---- ENTRIES SHOWN
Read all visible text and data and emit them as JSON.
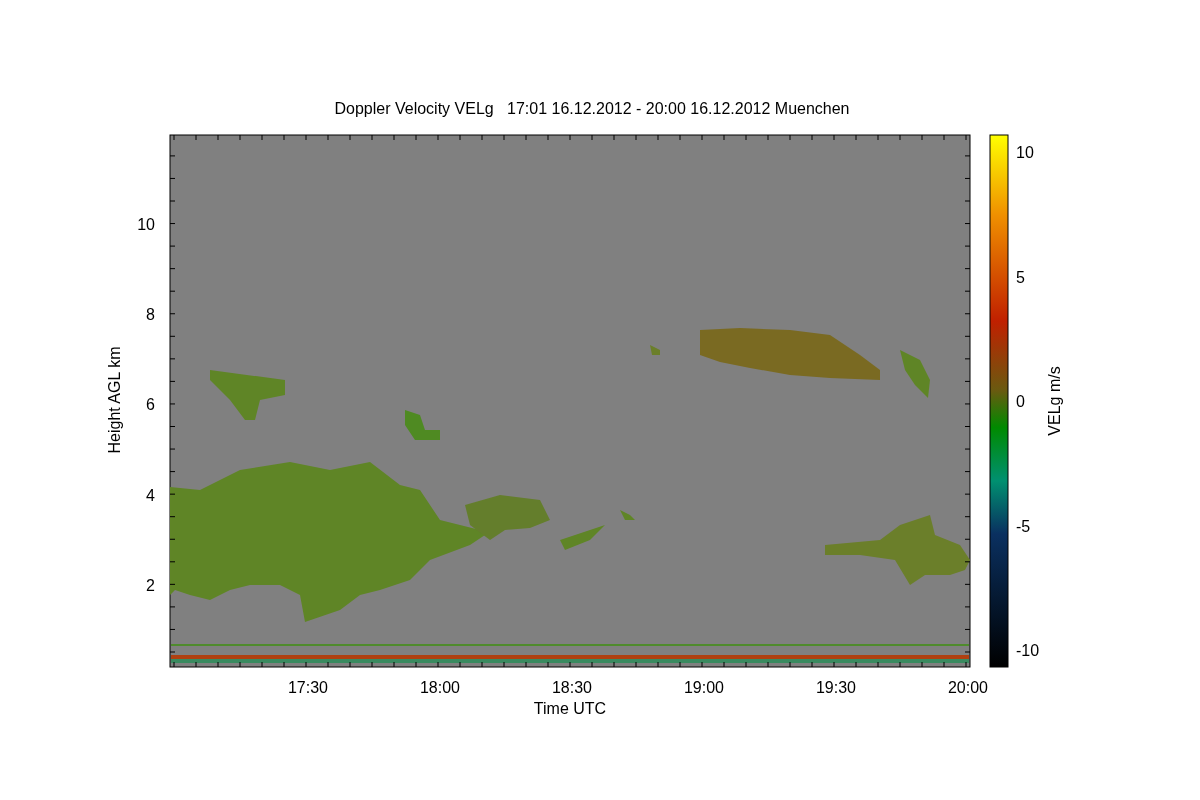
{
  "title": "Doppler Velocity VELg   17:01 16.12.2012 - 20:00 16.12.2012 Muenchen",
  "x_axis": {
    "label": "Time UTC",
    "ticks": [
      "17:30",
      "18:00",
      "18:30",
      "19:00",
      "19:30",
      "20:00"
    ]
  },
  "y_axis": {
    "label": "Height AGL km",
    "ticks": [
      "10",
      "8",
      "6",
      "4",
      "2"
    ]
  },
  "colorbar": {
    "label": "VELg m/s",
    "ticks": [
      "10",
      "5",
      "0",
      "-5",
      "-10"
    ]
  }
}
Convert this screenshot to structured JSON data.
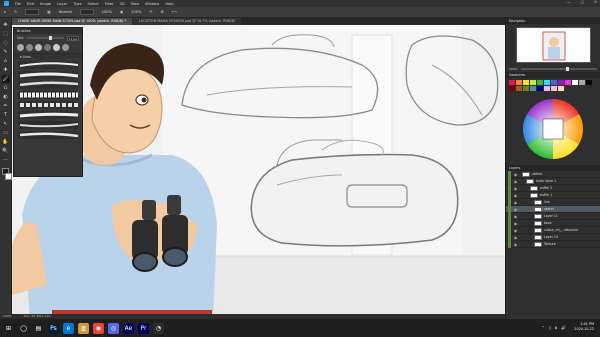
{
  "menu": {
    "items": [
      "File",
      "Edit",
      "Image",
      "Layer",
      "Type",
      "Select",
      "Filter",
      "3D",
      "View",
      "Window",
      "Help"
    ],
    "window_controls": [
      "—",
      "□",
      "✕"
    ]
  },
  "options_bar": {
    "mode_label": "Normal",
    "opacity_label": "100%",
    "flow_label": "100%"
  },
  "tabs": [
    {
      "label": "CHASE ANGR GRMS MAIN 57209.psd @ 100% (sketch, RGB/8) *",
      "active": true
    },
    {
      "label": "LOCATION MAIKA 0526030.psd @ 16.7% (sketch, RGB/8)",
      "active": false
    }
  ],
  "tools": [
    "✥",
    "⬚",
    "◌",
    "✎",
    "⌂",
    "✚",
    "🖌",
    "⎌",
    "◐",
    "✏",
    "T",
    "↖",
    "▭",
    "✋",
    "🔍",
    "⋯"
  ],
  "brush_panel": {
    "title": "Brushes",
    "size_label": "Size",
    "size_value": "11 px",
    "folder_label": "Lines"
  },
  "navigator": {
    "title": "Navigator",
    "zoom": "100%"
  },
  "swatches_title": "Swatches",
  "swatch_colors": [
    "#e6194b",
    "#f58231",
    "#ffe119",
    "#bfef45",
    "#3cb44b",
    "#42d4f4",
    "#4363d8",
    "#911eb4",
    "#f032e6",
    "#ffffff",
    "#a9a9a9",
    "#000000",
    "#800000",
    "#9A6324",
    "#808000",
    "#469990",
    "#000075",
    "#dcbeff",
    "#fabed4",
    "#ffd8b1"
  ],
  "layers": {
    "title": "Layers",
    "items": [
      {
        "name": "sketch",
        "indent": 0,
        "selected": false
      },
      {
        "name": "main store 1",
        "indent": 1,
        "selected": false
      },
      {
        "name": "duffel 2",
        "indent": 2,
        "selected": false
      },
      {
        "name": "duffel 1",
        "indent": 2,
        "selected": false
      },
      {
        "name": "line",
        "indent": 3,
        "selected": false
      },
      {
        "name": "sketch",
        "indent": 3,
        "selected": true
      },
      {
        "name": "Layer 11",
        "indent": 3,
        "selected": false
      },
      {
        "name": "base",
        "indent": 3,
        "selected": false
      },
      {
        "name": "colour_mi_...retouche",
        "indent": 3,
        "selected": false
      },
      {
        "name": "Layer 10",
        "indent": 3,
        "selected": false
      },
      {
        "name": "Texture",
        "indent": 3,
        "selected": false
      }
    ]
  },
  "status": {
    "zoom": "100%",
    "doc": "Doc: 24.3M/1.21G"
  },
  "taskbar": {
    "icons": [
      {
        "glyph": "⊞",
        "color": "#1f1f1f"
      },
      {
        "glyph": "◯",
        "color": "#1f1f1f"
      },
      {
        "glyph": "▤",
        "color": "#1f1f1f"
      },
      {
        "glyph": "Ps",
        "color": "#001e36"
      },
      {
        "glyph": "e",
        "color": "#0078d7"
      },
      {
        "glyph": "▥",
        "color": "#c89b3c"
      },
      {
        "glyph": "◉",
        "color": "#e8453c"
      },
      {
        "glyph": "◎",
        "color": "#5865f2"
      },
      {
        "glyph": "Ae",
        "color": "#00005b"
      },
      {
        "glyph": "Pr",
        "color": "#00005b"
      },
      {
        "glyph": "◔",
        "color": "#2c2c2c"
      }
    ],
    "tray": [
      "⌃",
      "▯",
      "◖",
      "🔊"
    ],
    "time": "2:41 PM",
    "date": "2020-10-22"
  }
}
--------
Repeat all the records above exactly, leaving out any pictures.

Read all visible text and data and emit them as JSON.
{
  "title": "Doppler Velocity VELg   17:01 16.12.2012 - 20:00 16.12.2012 Muenchen",
  "x_axis": {
    "label": "Time UTC",
    "ticks": [
      "17:30",
      "18:00",
      "18:30",
      "19:00",
      "19:30",
      "20:00"
    ]
  },
  "y_axis": {
    "label": "Height AGL km",
    "ticks": [
      "10",
      "8",
      "6",
      "4",
      "2"
    ]
  },
  "colorbar": {
    "label": "VELg m/s",
    "ticks": [
      "10",
      "5",
      "0",
      "-5",
      "-10"
    ]
  }
}
Convert this screenshot to structured JSON data.
{
  "menu": {
    "items": [
      "File",
      "Edit",
      "Image",
      "Layer",
      "Type",
      "Select",
      "Filter",
      "3D",
      "View",
      "Window",
      "Help"
    ],
    "window_controls": [
      "—",
      "□",
      "✕"
    ]
  },
  "options_bar": {
    "mode_label": "Normal",
    "opacity_label": "100%",
    "flow_label": "100%"
  },
  "tabs": [
    {
      "label": "CHASE ANGR GRMS MAIN 57209.psd @ 100% (sketch, RGB/8) *",
      "active": true
    },
    {
      "label": "LOCATION MAIKA 0526030.psd @ 16.7% (sketch, RGB/8)",
      "active": false
    }
  ],
  "tools": [
    "✥",
    "⬚",
    "◌",
    "✎",
    "⌂",
    "✚",
    "🖌",
    "⎌",
    "◐",
    "✏",
    "T",
    "↖",
    "▭",
    "✋",
    "🔍",
    "⋯"
  ],
  "brush_panel": {
    "title": "Brushes",
    "size_label": "Size",
    "size_value": "11 px",
    "folder_label": "Lines"
  },
  "navigator": {
    "title": "Navigator",
    "zoom": "100%"
  },
  "swatches_title": "Swatches",
  "swatch_colors": [
    "#e6194b",
    "#f58231",
    "#ffe119",
    "#bfef45",
    "#3cb44b",
    "#42d4f4",
    "#4363d8",
    "#911eb4",
    "#f032e6",
    "#ffffff",
    "#a9a9a9",
    "#000000",
    "#800000",
    "#9A6324",
    "#808000",
    "#469990",
    "#000075",
    "#dcbeff",
    "#fabed4",
    "#ffd8b1"
  ],
  "layers": {
    "title": "Layers",
    "items": [
      {
        "name": "sketch",
        "indent": 0,
        "selected": false
      },
      {
        "name": "main store 1",
        "indent": 1,
        "selected": false
      },
      {
        "name": "duffel 2",
        "indent": 2,
        "selected": false
      },
      {
        "name": "duffel 1",
        "indent": 2,
        "selected": false
      },
      {
        "name": "line",
        "indent": 3,
        "selected": false
      },
      {
        "name": "sketch",
        "indent": 3,
        "selected": true
      },
      {
        "name": "Layer 11",
        "indent": 3,
        "selected": false
      },
      {
        "name": "base",
        "indent": 3,
        "selected": false
      },
      {
        "name": "colour_mi_...retouche",
        "indent": 3,
        "selected": false
      },
      {
        "name": "Layer 10",
        "indent": 3,
        "selected": false
      },
      {
        "name": "Texture",
        "indent": 3,
        "selected": false
      }
    ]
  },
  "status": {
    "zoom": "100%",
    "doc": "Doc: 24.3M/1.21G"
  },
  "taskbar": {
    "icons": [
      {
        "glyph": "⊞",
        "color": "#1f1f1f"
      },
      {
        "glyph": "◯",
        "color": "#1f1f1f"
      },
      {
        "glyph": "▤",
        "color": "#1f1f1f"
      },
      {
        "glyph": "Ps",
        "color": "#001e36"
      },
      {
        "glyph": "e",
        "color": "#0078d7"
      },
      {
        "glyph": "▥",
        "color": "#c89b3c"
      },
      {
        "glyph": "◉",
        "color": "#e8453c"
      },
      {
        "glyph": "◎",
        "color": "#5865f2"
      },
      {
        "glyph": "Ae",
        "color": "#00005b"
      },
      {
        "glyph": "Pr",
        "color": "#00005b"
      },
      {
        "glyph": "◔",
        "color": "#2c2c2c"
      }
    ],
    "tray": [
      "⌃",
      "▯",
      "◖",
      "🔊"
    ],
    "time": "2:41 PM",
    "date": "2020-10-22"
  }
}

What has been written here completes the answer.